NEWS BRIEF Kathleen Kane, Pennsylvania’s Democratic attorney general, resigned from office Tuesday, a day after a jury found her guilty of leaking grand-jury secrets and lying about it under oath.

“I have been honored to serve the people of Pennsylvania and I wish them health and safety in all their days,” Kane said in a statement.

After four and a half hours of deliberation, a jury convicted Kane late Monday of nine criminal charges, including criminal conspiracy and two counts of perjury. Each perjury count, a felony, can carry up to seven years in prison. Montgomery County Judge Wendy Demchick-Alloy ordered Kane to surrender her passport and threatened jail time should she seek retaliation against those who testified against her.

Kane was first charged in 2015 when she was accused of orchestrating a leak of confidential grand jury documents in order to circulate a negative story about her political opponent, former state prosecutor Frank Fina. Kane denied the allegations and refused to step down, saying, “A resignation would be an admission of guilt and I’m not guilty.”

Prosecutors claim Kane blamed Fina after believing him to be the source of a story published by the Philadelphia Inquirer accusing her of shutting down an investigation into corruption within Philadelphia’s Democratic Party. They further claim Kane leaked confidential grand-jury information to the Philadelphia Daily News concerning Fina’s handling of an older corruption case in retaliation.

Testifying under the promise of immunity, Josh Morrow, a political consultant to Kane, admitted to lying to the grand jury to protect Kane and playing a role in delivering the leaked information to the Daily News.

Pennsylvania Governor Tom Wolf, who called on Kane to step down after her conviction, praised her decision Tuesday.
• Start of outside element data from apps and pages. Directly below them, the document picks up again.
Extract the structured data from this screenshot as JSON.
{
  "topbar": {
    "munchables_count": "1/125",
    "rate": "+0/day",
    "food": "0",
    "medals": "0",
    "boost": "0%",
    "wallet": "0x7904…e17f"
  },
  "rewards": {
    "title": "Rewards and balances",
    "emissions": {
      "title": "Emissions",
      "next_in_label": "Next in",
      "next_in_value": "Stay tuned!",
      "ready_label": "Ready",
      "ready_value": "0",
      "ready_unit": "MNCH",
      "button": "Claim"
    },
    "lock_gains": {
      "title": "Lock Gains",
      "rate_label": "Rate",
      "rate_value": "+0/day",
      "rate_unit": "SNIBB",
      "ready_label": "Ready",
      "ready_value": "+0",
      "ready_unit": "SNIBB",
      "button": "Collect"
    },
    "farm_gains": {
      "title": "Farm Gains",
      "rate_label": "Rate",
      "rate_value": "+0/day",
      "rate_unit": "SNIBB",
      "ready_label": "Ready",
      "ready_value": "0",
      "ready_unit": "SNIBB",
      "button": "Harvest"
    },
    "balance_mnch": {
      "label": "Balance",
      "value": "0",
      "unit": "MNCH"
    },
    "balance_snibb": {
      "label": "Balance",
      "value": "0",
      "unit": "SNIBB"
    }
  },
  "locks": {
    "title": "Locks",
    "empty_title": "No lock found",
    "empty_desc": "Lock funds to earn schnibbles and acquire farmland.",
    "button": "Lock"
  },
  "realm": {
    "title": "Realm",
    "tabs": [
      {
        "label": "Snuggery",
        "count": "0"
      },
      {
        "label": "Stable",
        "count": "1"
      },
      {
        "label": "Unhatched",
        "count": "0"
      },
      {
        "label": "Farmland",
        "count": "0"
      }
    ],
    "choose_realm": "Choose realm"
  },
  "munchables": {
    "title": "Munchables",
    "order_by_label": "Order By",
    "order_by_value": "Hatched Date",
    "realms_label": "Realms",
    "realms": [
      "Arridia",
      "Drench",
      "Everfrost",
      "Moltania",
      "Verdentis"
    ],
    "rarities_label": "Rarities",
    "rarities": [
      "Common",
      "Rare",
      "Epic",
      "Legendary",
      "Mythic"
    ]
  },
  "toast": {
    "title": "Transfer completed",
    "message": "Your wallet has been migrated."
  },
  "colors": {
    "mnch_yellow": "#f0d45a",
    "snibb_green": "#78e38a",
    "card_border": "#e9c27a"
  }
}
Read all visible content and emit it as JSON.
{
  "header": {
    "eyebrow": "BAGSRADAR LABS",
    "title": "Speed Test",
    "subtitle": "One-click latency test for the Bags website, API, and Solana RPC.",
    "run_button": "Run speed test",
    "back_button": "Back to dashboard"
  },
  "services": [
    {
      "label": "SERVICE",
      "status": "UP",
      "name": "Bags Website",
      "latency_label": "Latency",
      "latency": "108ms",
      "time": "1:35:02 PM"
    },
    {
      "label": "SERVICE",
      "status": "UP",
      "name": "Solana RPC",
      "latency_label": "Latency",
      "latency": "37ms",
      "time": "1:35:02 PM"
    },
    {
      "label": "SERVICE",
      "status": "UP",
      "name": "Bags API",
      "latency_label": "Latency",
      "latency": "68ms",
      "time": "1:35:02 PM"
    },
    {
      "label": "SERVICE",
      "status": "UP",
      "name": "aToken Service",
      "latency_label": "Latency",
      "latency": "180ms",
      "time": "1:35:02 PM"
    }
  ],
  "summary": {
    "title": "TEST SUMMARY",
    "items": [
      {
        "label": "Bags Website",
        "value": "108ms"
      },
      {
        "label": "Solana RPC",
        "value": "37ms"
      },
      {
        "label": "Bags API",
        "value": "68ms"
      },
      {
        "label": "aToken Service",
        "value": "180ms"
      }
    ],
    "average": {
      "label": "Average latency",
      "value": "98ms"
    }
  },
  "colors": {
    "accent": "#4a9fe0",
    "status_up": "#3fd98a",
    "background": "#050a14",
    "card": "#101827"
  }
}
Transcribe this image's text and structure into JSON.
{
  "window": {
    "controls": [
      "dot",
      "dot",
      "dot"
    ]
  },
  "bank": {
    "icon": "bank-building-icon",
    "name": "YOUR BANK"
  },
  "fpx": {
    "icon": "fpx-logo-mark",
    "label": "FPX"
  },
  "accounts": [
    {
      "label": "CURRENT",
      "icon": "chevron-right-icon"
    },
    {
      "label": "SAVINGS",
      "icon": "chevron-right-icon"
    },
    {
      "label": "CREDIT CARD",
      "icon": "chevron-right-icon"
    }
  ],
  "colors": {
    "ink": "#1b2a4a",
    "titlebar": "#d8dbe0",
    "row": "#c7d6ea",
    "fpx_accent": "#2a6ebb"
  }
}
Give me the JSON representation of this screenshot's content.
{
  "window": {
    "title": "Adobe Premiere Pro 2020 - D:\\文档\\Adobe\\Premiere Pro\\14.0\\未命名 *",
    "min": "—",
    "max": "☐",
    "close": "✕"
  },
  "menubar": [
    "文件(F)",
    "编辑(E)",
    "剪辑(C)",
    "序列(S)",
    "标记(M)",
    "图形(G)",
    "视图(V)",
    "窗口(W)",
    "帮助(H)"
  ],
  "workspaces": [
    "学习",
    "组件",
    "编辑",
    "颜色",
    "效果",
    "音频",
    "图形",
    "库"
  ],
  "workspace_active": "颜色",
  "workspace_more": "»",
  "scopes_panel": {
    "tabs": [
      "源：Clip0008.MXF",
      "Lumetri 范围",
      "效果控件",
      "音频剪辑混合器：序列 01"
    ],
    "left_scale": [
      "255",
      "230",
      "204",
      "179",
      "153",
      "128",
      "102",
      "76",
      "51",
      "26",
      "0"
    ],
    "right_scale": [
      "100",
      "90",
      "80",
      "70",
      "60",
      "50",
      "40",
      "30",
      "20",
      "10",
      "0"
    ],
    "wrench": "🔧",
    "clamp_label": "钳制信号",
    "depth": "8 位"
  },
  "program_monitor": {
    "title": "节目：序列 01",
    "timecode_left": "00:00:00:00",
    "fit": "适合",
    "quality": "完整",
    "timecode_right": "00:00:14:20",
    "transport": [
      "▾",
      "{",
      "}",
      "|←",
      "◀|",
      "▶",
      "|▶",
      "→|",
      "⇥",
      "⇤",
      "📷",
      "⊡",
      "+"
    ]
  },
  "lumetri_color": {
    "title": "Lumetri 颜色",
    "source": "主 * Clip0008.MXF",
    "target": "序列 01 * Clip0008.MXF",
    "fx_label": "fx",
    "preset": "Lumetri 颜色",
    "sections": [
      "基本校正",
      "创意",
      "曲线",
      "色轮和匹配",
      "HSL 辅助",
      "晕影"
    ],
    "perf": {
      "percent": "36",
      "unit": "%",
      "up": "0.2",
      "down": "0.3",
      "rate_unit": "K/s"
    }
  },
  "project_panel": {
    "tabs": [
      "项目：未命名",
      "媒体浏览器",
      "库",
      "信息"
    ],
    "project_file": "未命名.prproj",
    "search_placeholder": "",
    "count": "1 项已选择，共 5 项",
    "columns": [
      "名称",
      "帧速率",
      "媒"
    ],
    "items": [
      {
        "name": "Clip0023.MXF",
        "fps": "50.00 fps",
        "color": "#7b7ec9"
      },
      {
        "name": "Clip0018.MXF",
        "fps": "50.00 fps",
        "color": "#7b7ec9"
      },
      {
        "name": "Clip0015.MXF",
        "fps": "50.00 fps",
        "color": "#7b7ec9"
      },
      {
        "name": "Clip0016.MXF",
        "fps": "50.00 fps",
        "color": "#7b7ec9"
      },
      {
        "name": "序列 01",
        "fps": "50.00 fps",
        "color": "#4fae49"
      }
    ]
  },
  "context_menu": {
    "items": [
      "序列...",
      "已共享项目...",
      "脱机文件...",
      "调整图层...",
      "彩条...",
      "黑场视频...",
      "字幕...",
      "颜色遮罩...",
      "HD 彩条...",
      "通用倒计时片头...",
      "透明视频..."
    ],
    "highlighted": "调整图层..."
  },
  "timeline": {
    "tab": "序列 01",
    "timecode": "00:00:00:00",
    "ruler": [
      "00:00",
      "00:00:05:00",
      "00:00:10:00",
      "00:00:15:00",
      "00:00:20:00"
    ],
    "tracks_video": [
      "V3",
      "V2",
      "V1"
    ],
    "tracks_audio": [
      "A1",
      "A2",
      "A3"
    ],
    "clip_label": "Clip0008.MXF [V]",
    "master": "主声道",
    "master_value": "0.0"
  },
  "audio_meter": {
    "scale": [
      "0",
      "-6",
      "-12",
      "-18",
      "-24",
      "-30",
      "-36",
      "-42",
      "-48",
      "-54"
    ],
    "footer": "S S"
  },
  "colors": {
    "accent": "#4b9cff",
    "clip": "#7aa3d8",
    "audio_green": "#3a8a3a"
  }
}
What has transpired with Attorney General Kane is unfortunate. Her decision to resign is the right one, and will allow the people of Pennsylvania to finally move on from this situation.

Though Kane’s law license was suspended because of the charges brought against her, Pennsylvania law does not require its officials to resign over misconduct until they are sentenced.

Kane made state history when she was elected attorney general in 2012, becoming the first woman and Democrat elected to the position. Her resignation will go into effect Wednesday.